top of page


Updated: Apr 10

Mental toughness can be a vital asset in order to reach your goals but incredibly self-destructive when you don't. If you're an athlete quietly beating yourself up over a poor performance, low motivation, bad results, or an injury, it’s time to turn your silent suffering into resilient strength! These four tips will help you get something out of what you're going through.

Down and Out: Even though the road to the 2004 Olympic finish line ended in injury for British marathon champion Paula Radcliffe, she came back at the 2008 Olympics and won the NYC marathon.

1. Credit your effort: Although results DO provide useful data, the effort to reach them is a big part of the picture. You might have performed the best you could under the circumstances, but maybe a competitor or team was better, and that is less under your control. By patting yourself on the back for your hard work and strategies--and not just the endgame--you actually set the stage to gain deeper awareness and resilience from the experience. "What did go well,""What can I do differently," and "Who can help me," are great questions to answer when reflecting and planning for that next time.

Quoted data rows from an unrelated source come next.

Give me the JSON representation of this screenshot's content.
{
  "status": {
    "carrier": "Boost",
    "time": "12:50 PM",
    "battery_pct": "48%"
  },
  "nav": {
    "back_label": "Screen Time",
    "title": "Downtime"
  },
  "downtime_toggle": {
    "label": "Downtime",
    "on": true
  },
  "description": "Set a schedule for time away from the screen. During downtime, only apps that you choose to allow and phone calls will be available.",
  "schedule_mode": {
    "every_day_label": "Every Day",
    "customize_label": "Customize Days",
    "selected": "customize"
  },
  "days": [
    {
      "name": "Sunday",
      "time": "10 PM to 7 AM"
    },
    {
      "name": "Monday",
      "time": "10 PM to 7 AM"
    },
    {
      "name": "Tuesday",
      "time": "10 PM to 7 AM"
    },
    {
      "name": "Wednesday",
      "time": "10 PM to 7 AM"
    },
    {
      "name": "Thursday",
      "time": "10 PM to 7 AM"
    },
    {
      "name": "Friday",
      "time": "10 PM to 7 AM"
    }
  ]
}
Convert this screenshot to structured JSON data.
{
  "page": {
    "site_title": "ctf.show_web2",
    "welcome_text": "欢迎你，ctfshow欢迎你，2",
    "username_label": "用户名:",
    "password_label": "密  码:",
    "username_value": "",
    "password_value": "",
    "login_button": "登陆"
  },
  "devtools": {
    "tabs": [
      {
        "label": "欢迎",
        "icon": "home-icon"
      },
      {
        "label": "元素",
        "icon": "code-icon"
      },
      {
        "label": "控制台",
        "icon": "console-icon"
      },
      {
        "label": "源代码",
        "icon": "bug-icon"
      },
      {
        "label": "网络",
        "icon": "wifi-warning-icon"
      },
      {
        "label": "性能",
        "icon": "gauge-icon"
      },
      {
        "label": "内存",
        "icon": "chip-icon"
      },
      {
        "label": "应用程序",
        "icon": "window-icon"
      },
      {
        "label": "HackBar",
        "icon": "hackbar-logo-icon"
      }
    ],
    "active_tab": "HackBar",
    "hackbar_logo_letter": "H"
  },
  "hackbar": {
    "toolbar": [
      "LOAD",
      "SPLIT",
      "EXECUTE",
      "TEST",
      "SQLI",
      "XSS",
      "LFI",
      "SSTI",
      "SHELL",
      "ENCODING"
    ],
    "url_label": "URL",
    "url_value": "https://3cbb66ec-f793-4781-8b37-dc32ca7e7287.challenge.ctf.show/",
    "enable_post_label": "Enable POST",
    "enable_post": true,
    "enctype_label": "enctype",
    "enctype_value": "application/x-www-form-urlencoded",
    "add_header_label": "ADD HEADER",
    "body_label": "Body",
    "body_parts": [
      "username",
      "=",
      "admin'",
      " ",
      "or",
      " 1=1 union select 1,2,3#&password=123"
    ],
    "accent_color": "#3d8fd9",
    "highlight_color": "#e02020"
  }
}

2. You can only do what you can do on any given day. Do you beat yourself up after a less than stellar performance? This criticism often comes from comparing ourselves to others or trying to meet someone else’s expectations (whether they were childhood expectations or current ones). Although people like to think of the ups and downs of life, I tell my clients to consider life as a series of cycles or spirals that bring you back around as you make your way up. Your cycles and rhythms are not like anyone else's, and, with self-awareness, you learn to honor them. Be patient with your physical and emotional process and listen to what it is teaching you.

3. Set stretch goals, not strain goals: Don't sabotage your success by setting goals out of reach or that break you down. A healthy goal is one grounded in good data from your training and makes sense in the big picture of your career and life. If you find yourself lacking motivation or getting hurt, maybe the goal is not right, or not right for right now. Use the pencil rule--write your goals in pencil so you can erase, adapt, and modify according to how you are responding.

4. Fail Forward, Fail Fast: Getting things right is not the only way we learn; we also learn from screwing up. Accept that nugget of wisdom, and you'll also be able to maintain focus faster instead of wasting time dwelling on mistakes. Even setbacks become gains when we embrace ALL of the lessons of sport. When appropriate, I suggest the 24-hour rule. Give yourself 24 hours to feel all of the feels about the disappointment. After that, you can begin to make more clear-headed assessments and take action steps that are just right for you.

Check out these other strategies when you need emotional first-aid.

Meg Waldron has her Masters in Sport Psychology and has worked with thousands of athletes to help them recover joy in success. A long-time sport coach, Meg was a high school track All-American and competed full scholarship in college. She brings 14 years as a teacher to her work.

63 views0 comments


bottom of page